XΨ: It’s safe to say you’re a major proponent of seeking mental health help now?
KD: Before going to counseling, I thought it was a good thing that I personally didn’t need. Then I went, and I thought, “wow, nobody should feel like they can’t go to counseling!” The progress I made was incredible. I feel completely different in a lot of ways. I am absolutely a proponent of it.
XΨ: You mention that stigma about receiving mental health assistance. Did you deal with that before, or now? If so, how did you get past it?
KD: It’s almost ironic. When I was Mental Health Chair, my main goal was to defeat that stigma, at least within our Alpha. I’d always been an advocate for counseling and would suggest that my Brothers seek it out when necessary. I also had my own feelings about the idea of what is “masculine,” and largely rejected the idea that you should just “man up” or “rub some dirt on it.” But I still struggled with the stigma. It was one thing to tell someone else it’s okay to go to counseling, but I needed to ask myself if I would go. Mental health is just as important in your routine – whether you have mild anxiety or severe depression – as anything else. It’s part of being a good, healthy human and a good man. I think that self-reflection is how we defeat the stigma.
XΨ: What’s your parting message to your fellow Chi Psis about seeking help for mental health?
KD: Well, first of all, I just hope people realize that this is a difficult time for everyone. Don’t be a jerk. Love one another, practice empathy, and wear a mask. It’s not that hard. But, anyway, it’s insane how much progress and change can occur in just a few weeks. Even though I felt crazy going to the first appointment, it was such a relief to let it all out. It gets you excited to go back to your next session. Even if you have to do it virtually like I did, the words and feelings you can exchange are so valuable.
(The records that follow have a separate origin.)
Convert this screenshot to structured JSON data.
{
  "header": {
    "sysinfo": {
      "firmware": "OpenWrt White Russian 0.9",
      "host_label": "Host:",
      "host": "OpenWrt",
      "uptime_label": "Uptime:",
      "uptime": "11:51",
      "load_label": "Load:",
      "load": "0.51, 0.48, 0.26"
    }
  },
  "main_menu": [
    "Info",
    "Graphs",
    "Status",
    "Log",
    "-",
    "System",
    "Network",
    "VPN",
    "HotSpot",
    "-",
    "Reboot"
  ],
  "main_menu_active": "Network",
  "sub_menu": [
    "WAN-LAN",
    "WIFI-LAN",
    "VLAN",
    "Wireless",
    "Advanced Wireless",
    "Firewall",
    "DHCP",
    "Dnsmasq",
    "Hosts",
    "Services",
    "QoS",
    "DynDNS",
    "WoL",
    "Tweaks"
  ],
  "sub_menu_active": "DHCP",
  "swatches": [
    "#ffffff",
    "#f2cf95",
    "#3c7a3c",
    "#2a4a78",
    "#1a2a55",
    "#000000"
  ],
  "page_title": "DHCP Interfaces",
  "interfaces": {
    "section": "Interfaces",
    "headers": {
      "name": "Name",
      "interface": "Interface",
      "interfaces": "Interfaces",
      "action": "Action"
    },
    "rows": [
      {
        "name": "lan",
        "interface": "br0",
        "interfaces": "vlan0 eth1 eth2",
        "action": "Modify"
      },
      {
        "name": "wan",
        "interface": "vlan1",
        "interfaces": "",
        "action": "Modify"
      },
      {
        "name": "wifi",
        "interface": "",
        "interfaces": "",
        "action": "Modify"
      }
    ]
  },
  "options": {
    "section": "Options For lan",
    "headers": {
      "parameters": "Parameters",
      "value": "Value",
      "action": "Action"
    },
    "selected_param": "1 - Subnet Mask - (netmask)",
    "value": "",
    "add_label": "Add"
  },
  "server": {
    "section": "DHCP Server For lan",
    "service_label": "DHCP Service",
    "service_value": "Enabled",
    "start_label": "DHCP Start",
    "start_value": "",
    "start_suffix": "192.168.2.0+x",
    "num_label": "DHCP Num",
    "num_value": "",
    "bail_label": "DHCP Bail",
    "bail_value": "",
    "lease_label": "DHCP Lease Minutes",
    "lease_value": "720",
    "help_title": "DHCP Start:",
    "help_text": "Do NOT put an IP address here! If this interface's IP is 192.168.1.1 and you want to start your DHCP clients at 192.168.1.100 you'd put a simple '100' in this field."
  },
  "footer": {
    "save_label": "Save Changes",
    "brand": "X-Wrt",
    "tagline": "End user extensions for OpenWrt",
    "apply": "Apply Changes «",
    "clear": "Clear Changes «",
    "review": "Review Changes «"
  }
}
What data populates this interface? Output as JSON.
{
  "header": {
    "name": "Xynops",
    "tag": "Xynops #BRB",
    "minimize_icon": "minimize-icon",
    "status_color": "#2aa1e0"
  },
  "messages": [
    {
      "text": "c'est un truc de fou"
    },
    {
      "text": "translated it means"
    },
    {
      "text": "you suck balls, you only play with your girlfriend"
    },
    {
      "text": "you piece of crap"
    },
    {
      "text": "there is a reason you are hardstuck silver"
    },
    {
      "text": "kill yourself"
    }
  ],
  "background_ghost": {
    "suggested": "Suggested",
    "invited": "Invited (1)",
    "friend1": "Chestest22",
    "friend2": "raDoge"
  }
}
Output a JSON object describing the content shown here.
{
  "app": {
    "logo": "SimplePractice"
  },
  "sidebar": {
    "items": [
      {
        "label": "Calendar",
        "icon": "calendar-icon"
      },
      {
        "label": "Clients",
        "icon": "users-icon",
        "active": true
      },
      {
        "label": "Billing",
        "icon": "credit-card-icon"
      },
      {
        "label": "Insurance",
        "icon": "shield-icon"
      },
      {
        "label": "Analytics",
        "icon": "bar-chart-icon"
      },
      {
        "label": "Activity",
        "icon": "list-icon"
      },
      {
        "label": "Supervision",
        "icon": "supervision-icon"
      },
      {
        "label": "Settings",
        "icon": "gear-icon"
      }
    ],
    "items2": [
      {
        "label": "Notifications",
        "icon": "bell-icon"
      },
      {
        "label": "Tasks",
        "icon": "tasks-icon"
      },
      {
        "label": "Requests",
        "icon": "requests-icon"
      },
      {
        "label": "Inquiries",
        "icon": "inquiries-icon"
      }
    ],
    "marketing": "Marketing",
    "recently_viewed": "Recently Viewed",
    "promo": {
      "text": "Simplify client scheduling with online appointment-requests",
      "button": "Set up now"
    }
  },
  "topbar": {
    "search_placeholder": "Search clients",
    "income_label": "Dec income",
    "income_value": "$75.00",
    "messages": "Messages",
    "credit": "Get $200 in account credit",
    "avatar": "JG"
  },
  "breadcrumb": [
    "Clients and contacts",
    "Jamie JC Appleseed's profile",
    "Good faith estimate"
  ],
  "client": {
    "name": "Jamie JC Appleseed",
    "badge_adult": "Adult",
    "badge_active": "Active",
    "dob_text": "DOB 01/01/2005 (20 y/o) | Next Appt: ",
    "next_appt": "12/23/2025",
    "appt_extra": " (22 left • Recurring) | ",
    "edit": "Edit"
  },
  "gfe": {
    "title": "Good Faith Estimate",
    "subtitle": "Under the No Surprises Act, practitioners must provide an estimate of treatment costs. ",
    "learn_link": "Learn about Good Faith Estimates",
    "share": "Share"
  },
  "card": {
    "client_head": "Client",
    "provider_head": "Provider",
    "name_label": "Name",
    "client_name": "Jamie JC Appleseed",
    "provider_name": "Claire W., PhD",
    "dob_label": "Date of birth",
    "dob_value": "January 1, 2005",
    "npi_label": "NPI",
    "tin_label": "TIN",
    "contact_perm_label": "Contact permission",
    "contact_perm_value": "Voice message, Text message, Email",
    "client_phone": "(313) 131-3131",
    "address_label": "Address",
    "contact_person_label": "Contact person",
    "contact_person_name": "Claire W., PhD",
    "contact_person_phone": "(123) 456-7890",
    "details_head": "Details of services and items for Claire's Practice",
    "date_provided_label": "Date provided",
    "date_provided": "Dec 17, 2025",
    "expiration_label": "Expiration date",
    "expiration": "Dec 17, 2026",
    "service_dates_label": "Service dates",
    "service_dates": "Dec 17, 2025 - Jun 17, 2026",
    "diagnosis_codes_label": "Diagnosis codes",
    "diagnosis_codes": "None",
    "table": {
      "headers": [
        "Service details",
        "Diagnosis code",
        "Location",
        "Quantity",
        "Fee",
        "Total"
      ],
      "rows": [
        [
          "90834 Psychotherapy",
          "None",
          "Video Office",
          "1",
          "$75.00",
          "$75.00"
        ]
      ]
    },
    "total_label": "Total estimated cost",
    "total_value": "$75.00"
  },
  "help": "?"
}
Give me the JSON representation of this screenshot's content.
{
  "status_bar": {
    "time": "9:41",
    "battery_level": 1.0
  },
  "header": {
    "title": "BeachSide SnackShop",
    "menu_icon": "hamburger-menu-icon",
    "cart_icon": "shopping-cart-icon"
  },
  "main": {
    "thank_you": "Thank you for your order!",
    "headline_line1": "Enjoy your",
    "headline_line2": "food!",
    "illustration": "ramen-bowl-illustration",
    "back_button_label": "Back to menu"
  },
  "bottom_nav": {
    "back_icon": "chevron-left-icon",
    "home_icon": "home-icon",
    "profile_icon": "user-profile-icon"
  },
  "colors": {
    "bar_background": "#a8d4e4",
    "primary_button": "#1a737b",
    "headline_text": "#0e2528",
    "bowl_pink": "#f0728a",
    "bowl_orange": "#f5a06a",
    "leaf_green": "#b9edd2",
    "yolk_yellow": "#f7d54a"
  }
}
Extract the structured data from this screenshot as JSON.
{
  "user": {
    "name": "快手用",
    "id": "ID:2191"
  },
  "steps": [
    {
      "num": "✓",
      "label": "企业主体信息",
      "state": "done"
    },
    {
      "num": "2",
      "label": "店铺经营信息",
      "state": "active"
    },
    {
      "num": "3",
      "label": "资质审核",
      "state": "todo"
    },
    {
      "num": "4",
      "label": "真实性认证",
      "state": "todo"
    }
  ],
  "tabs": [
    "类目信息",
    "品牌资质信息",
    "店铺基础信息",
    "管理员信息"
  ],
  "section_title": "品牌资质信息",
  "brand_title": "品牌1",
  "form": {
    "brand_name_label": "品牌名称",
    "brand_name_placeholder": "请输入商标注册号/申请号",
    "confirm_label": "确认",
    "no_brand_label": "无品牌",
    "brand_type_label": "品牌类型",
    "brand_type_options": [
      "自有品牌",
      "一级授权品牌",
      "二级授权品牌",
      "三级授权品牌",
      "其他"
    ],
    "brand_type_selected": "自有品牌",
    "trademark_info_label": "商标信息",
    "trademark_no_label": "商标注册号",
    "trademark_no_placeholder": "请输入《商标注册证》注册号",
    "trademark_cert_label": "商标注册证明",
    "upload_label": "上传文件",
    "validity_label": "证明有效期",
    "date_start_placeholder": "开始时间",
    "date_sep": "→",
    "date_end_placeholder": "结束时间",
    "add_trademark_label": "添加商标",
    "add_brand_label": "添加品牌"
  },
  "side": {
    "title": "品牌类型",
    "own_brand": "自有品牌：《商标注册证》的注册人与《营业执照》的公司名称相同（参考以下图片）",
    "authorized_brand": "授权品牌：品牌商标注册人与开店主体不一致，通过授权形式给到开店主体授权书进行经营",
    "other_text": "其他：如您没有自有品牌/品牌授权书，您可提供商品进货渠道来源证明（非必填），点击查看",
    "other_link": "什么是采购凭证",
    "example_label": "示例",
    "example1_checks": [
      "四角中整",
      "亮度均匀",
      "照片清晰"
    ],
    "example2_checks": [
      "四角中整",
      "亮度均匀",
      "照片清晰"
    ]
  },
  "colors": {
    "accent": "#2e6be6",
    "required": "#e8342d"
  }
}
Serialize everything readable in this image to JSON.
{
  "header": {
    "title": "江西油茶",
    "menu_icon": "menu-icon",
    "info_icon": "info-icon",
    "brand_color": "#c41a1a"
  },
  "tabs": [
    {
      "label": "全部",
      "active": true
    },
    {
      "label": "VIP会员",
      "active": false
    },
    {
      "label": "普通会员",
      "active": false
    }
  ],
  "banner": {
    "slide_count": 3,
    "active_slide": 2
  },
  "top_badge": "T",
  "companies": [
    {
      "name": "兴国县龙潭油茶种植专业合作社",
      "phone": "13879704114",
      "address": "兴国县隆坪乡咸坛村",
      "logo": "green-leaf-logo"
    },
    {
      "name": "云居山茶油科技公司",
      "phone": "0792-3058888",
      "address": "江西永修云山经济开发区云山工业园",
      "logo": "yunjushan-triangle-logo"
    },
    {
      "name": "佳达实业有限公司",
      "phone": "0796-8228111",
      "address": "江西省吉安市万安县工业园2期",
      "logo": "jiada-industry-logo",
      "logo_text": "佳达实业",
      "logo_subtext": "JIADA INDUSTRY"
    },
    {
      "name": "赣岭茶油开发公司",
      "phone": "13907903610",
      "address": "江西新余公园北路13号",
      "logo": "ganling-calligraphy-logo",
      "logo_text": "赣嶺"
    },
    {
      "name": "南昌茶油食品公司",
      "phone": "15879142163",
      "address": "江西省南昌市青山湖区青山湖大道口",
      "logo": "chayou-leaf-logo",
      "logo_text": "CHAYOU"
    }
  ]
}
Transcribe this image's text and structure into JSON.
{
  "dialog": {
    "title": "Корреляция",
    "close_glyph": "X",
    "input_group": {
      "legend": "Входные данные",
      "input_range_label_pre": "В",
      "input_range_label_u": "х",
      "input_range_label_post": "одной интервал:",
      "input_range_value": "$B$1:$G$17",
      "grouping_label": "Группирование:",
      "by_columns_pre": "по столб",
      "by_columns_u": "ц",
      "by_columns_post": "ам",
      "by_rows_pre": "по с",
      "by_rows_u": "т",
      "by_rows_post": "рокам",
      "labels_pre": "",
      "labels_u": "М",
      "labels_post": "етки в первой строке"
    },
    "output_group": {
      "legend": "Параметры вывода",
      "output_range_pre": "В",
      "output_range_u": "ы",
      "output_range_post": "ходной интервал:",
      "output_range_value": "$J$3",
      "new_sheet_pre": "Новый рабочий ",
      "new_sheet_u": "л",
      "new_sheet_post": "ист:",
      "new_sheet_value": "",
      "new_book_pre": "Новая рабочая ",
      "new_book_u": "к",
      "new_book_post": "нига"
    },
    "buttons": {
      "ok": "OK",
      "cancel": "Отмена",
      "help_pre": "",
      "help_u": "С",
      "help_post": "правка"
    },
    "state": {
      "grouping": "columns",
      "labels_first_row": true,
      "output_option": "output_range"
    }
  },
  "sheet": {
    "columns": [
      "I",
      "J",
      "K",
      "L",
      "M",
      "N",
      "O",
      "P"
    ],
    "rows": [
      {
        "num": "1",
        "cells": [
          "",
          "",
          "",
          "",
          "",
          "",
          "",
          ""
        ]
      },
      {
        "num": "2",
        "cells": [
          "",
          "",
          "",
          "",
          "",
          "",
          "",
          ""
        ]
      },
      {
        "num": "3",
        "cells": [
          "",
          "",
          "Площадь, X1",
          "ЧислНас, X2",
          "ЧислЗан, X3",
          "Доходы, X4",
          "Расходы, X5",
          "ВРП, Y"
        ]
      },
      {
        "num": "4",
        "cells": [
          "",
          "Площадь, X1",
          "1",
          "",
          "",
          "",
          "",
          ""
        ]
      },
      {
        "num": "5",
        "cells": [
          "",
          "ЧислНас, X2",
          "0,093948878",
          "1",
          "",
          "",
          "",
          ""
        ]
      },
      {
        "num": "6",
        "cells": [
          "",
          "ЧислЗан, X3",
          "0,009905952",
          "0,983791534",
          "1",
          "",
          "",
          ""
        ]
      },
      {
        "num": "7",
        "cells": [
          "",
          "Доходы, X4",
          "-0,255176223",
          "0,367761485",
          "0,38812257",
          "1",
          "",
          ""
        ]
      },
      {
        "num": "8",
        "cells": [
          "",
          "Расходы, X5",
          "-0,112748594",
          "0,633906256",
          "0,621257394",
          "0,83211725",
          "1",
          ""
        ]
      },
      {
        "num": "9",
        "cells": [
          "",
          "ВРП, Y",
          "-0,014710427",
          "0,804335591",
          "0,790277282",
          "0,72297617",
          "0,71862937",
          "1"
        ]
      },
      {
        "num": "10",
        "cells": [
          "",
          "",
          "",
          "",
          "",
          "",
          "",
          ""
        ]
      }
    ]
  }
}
I also try to preach to my guys at Rho Delta the benefits of programs like Talkspace that the Central Office offers us. I hope people read this and understand that it’s okay to seek out help with their mental health, and to utilize those resources that are readily available!